__Your task__.
Read the data and repeat all of it exactly.

Dataset entries
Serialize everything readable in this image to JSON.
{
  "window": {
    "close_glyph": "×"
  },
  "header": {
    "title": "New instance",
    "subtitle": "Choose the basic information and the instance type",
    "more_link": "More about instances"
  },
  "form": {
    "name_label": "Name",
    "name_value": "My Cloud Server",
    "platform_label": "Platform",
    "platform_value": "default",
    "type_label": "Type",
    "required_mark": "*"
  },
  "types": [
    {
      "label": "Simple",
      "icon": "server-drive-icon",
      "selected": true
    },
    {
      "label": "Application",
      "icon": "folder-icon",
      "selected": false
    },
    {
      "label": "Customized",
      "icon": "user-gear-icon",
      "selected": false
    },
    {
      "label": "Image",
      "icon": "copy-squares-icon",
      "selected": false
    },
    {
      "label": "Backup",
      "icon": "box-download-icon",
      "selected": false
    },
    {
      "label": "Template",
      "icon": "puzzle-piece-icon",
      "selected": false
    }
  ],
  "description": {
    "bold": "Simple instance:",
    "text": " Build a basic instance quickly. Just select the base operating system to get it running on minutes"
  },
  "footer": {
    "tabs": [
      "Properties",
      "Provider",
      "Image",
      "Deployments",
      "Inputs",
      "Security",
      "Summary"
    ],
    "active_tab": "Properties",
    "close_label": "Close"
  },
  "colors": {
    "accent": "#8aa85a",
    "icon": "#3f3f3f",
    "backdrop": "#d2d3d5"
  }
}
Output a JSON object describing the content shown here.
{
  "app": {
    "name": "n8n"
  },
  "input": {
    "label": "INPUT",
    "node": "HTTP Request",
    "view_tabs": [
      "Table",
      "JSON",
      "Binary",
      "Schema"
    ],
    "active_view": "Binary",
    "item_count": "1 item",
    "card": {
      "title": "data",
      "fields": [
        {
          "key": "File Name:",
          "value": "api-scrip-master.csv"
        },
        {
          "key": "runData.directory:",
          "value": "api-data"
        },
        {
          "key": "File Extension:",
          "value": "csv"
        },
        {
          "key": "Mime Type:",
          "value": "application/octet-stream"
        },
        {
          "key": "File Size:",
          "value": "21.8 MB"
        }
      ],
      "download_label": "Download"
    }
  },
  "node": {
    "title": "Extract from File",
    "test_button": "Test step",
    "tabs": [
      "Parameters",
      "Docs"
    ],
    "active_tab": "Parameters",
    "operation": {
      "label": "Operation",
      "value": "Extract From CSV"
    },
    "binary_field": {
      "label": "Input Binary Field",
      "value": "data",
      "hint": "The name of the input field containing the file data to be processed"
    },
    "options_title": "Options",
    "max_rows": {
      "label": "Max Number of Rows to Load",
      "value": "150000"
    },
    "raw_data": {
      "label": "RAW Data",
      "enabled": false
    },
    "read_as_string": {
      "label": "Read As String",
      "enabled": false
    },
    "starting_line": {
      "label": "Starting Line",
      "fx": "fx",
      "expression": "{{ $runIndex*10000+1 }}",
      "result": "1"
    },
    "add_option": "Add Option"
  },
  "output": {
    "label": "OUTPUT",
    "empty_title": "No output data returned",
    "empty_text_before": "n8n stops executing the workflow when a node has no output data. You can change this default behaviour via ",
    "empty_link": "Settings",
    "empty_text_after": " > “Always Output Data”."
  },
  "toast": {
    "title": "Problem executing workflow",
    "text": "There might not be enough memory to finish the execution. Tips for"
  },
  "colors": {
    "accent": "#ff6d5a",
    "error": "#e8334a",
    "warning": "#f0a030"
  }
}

__Final answer__.
Serialize everything readable in this image to JSON.
{
  "window": {
    "close_glyph": "×"
  },
  "header": {
    "title": "New instance",
    "subtitle": "Choose the basic information and the instance type",
    "more_link": "More about instances"
  },
  "form": {
    "name_label": "Name",
    "name_value": "My Cloud Server",
    "platform_label": "Platform",
    "platform_value": "default",
    "type_label": "Type",
    "required_mark": "*"
  },
  "types": [
    {
      "label": "Simple",
      "icon": "server-drive-icon",
      "selected": true
    },
    {
      "label": "Application",
      "icon": "folder-icon",
      "selected": false
    },
    {
      "label": "Customized",
      "icon": "user-gear-icon",
      "selected": false
    },
    {
      "label": "Image",
      "icon": "copy-squares-icon",
      "selected": false
    },
    {
      "label": "Backup",
      "icon": "box-download-icon",
      "selected": false
    },
    {
      "label": "Template",
      "icon": "puzzle-piece-icon",
      "selected": false
    }
  ],
  "description": {
    "bold": "Simple instance:",
    "text": " Build a basic instance quickly. Just select the base operating system to get it running on minutes"
  },
  "footer": {
    "tabs": [
      "Properties",
      "Provider",
      "Image",
      "Deployments",
      "Inputs",
      "Security",
      "Summary"
    ],
    "active_tab": "Properties",
    "close_label": "Close"
  },
  "colors": {
    "accent": "#8aa85a",
    "icon": "#3f3f3f",
    "backdrop": "#d2d3d5"
  }
}
Output a JSON object describing the content shown here.
{
  "app": {
    "name": "n8n"
  },
  "input": {
    "label": "INPUT",
    "node": "HTTP Request",
    "view_tabs": [
      "Table",
      "JSON",
      "Binary",
      "Schema"
    ],
    "active_view": "Binary",
    "item_count": "1 item",
    "card": {
      "title": "data",
      "fields": [
        {
          "key": "File Name:",
          "value": "api-scrip-master.csv"
        },
        {
          "key": "runData.directory:",
          "value": "api-data"
        },
        {
          "key": "File Extension:",
          "value": "csv"
        },
        {
          "key": "Mime Type:",
          "value": "application/octet-stream"
        },
        {
          "key": "File Size:",
          "value": "21.8 MB"
        }
      ],
      "download_label": "Download"
    }
  },
  "node": {
    "title": "Extract from File",
    "test_button": "Test step",
    "tabs": [
      "Parameters",
      "Docs"
    ],
    "active_tab": "Parameters",
    "operation": {
      "label": "Operation",
      "value": "Extract From CSV"
    },
    "binary_field": {
      "label": "Input Binary Field",
      "value": "data",
      "hint": "The name of the input field containing the file data to be processed"
    },
    "options_title": "Options",
    "max_rows": {
      "label": "Max Number of Rows to Load",
      "value": "150000"
    },
    "raw_data": {
      "label": "RAW Data",
      "enabled": false
    },
    "read_as_string": {
      "label": "Read As String",
      "enabled": false
    },
    "starting_line": {
      "label": "Starting Line",
      "fx": "fx",
      "expression": "{{ $runIndex*10000+1 }}",
      "result": "1"
    },
    "add_option": "Add Option"
  },
  "output": {
    "label": "OUTPUT",
    "empty_title": "No output data returned",
    "empty_text_before": "n8n stops executing the workflow when a node has no output data. You can change this default behaviour via ",
    "empty_link": "Settings",
    "empty_text_after": " > “Always Output Data”."
  },
  "toast": {
    "title": "Problem executing workflow",
    "text": "There might not be enough memory to finish the execution. Tips for"
  },
  "colors": {
    "accent": "#ff6d5a",
    "error": "#e8334a",
    "warning": "#f0a030"
  }
}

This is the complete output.